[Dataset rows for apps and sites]

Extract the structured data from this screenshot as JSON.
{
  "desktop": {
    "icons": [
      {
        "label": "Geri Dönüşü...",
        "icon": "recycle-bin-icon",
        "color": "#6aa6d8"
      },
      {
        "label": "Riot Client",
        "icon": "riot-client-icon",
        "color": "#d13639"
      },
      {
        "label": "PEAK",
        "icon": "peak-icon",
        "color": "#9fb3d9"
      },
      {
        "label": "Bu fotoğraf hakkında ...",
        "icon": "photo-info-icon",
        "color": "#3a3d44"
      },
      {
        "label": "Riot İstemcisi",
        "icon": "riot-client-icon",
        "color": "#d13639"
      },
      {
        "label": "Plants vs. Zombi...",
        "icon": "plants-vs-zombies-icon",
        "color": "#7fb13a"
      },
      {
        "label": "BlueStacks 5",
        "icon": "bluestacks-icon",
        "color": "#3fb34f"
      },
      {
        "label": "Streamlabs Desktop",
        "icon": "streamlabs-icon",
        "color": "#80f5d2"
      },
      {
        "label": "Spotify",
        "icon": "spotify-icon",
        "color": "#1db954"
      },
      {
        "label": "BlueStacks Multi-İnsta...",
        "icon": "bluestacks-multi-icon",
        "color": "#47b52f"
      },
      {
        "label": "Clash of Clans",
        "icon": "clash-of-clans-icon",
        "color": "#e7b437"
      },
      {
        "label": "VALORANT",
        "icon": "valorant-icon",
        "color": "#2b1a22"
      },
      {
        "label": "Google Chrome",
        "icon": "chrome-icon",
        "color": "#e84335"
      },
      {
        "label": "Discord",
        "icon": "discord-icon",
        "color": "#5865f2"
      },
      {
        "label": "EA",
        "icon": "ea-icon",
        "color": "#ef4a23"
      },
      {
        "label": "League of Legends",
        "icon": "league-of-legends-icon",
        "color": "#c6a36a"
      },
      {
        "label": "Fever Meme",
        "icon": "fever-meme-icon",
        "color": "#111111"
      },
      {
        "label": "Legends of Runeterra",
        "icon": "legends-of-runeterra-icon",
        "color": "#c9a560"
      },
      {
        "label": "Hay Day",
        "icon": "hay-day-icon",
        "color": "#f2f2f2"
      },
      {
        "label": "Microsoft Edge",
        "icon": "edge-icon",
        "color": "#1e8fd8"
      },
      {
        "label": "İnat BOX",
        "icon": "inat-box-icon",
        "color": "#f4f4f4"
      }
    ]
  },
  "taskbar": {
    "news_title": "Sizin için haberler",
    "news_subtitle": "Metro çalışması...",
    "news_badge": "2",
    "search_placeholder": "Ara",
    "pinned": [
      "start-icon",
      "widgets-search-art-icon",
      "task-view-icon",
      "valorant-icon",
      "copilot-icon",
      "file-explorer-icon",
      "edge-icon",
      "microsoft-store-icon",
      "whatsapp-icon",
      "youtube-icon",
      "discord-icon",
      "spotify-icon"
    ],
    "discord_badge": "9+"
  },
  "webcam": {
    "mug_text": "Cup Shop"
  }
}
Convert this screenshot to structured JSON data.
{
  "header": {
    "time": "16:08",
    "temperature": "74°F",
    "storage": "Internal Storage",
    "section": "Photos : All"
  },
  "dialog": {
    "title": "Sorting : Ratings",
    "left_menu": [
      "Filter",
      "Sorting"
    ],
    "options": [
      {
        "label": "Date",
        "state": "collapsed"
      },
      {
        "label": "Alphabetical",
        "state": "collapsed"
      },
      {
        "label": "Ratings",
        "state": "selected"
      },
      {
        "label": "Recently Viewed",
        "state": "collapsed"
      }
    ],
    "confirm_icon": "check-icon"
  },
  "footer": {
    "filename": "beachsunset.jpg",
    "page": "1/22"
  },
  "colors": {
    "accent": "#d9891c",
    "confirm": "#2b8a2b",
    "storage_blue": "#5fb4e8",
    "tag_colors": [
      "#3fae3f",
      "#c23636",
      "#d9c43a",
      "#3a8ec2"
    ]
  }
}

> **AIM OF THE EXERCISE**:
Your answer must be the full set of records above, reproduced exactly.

> **TASK SOLUTION**:
Extract the structured data from this screenshot as JSON.
{
  "desktop": {
    "icons": [
      {
        "label": "Geri Dönüşü...",
        "icon": "recycle-bin-icon",
        "color": "#6aa6d8"
      },
      {
        "label": "Riot Client",
        "icon": "riot-client-icon",
        "color": "#d13639"
      },
      {
        "label": "PEAK",
        "icon": "peak-icon",
        "color": "#9fb3d9"
      },
      {
        "label": "Bu fotoğraf hakkında ...",
        "icon": "photo-info-icon",
        "color": "#3a3d44"
      },
      {
        "label": "Riot İstemcisi",
        "icon": "riot-client-icon",
        "color": "#d13639"
      },
      {
        "label": "Plants vs. Zombi...",
        "icon": "plants-vs-zombies-icon",
        "color": "#7fb13a"
      },
      {
        "label": "BlueStacks 5",
        "icon": "bluestacks-icon",
        "color": "#3fb34f"
      },
      {
        "label": "Streamlabs Desktop",
        "icon": "streamlabs-icon",
        "color": "#80f5d2"
      },
      {
        "label": "Spotify",
        "icon": "spotify-icon",
        "color": "#1db954"
      },
      {
        "label": "BlueStacks Multi-İnsta...",
        "icon": "bluestacks-multi-icon",
        "color": "#47b52f"
      },
      {
        "label": "Clash of Clans",
        "icon": "clash-of-clans-icon",
        "color": "#e7b437"
      },
      {
        "label": "VALORANT",
        "icon": "valorant-icon",
        "color": "#2b1a22"
      },
      {
        "label": "Google Chrome",
        "icon": "chrome-icon",
        "color": "#e84335"
      },
      {
        "label": "Discord",
        "icon": "discord-icon",
        "color": "#5865f2"
      },
      {
        "label": "EA",
        "icon": "ea-icon",
        "color": "#ef4a23"
      },
      {
        "label": "League of Legends",
        "icon": "league-of-legends-icon",
        "color": "#c6a36a"
      },
      {
        "label": "Fever Meme",
        "icon": "fever-meme-icon",
        "color": "#111111"
      },
      {
        "label": "Legends of Runeterra",
        "icon": "legends-of-runeterra-icon",
        "color": "#c9a560"
      },
      {
        "label": "Hay Day",
        "icon": "hay-day-icon",
        "color": "#f2f2f2"
      },
      {
        "label": "Microsoft Edge",
        "icon": "edge-icon",
        "color": "#1e8fd8"
      },
      {
        "label": "İnat BOX",
        "icon": "inat-box-icon",
        "color": "#f4f4f4"
      }
    ]
  },
  "taskbar": {
    "news_title": "Sizin için haberler",
    "news_subtitle": "Metro çalışması...",
    "news_badge": "2",
    "search_placeholder": "Ara",
    "pinned": [
      "start-icon",
      "widgets-search-art-icon",
      "task-view-icon",
      "valorant-icon",
      "copilot-icon",
      "file-explorer-icon",
      "edge-icon",
      "microsoft-store-icon",
      "whatsapp-icon",
      "youtube-icon",
      "discord-icon",
      "spotify-icon"
    ],
    "discord_badge": "9+"
  },
  "webcam": {
    "mug_text": "Cup Shop"
  }
}
Convert this screenshot to structured JSON data.
{
  "header": {
    "time": "16:08",
    "temperature": "74°F",
    "storage": "Internal Storage",
    "section": "Photos : All"
  },
  "dialog": {
    "title": "Sorting : Ratings",
    "left_menu": [
      "Filter",
      "Sorting"
    ],
    "options": [
      {
        "label": "Date",
        "state": "collapsed"
      },
      {
        "label": "Alphabetical",
        "state": "collapsed"
      },
      {
        "label": "Ratings",
        "state": "selected"
      },
      {
        "label": "Recently Viewed",
        "state": "collapsed"
      }
    ],
    "confirm_icon": "check-icon"
  },
  "footer": {
    "filename": "beachsunset.jpg",
    "page": "1/22"
  },
  "colors": {
    "accent": "#d9891c",
    "confirm": "#2b8a2b",
    "storage_blue": "#5fb4e8",
    "tag_colors": [
      "#3fae3f",
      "#c23636",
      "#d9c43a",
      "#3a8ec2"
    ]
  }
}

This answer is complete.